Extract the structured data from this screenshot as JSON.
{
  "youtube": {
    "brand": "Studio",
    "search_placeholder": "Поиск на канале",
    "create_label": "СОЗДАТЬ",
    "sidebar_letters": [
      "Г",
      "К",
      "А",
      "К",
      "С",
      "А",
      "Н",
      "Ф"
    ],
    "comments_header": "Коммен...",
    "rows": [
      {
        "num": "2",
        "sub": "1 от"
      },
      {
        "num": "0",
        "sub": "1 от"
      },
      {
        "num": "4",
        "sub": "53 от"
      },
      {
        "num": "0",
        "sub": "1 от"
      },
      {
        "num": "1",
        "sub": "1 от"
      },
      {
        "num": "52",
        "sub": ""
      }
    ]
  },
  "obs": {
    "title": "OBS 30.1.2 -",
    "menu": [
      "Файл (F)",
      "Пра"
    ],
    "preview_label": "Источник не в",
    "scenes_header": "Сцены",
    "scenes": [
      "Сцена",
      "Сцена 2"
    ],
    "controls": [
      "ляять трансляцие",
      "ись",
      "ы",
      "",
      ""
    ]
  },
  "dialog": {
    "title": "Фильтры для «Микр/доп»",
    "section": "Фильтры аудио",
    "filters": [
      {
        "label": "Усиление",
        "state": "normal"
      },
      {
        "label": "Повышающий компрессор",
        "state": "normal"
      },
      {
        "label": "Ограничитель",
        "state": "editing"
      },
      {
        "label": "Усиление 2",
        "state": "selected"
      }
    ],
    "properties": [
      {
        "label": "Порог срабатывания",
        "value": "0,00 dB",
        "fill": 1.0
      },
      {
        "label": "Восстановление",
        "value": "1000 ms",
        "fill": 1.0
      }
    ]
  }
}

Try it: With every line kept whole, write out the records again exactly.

Reply to the task:
Extract the structured data from this screenshot as JSON.
{
  "youtube": {
    "brand": "Studio",
    "search_placeholder": "Поиск на канале",
    "create_label": "СОЗДАТЬ",
    "sidebar_letters": [
      "Г",
      "К",
      "А",
      "К",
      "С",
      "А",
      "Н",
      "Ф"
    ],
    "comments_header": "Коммен...",
    "rows": [
      {
        "num": "2",
        "sub": "1 от"
      },
      {
        "num": "0",
        "sub": "1 от"
      },
      {
        "num": "4",
        "sub": "53 от"
      },
      {
        "num": "0",
        "sub": "1 от"
      },
      {
        "num": "1",
        "sub": "1 от"
      },
      {
        "num": "52",
        "sub": ""
      }
    ]
  },
  "obs": {
    "title": "OBS 30.1.2 -",
    "menu": [
      "Файл (F)",
      "Пра"
    ],
    "preview_label": "Источник не в",
    "scenes_header": "Сцены",
    "scenes": [
      "Сцена",
      "Сцена 2"
    ],
    "controls": [
      "ляять трансляцие",
      "ись",
      "ы",
      "",
      ""
    ]
  },
  "dialog": {
    "title": "Фильтры для «Микр/доп»",
    "section": "Фильтры аудио",
    "filters": [
      {
        "label": "Усиление",
        "state": "normal"
      },
      {
        "label": "Повышающий компрессор",
        "state": "normal"
      },
      {
        "label": "Ограничитель",
        "state": "editing"
      },
      {
        "label": "Усиление 2",
        "state": "selected"
      }
    ],
    "properties": [
      {
        "label": "Порог срабатывания",
        "value": "0,00 dB",
        "fill": 1.0
      },
      {
        "label": "Восстановление",
        "value": "1000 ms",
        "fill": 1.0
      }
    ]
  }
}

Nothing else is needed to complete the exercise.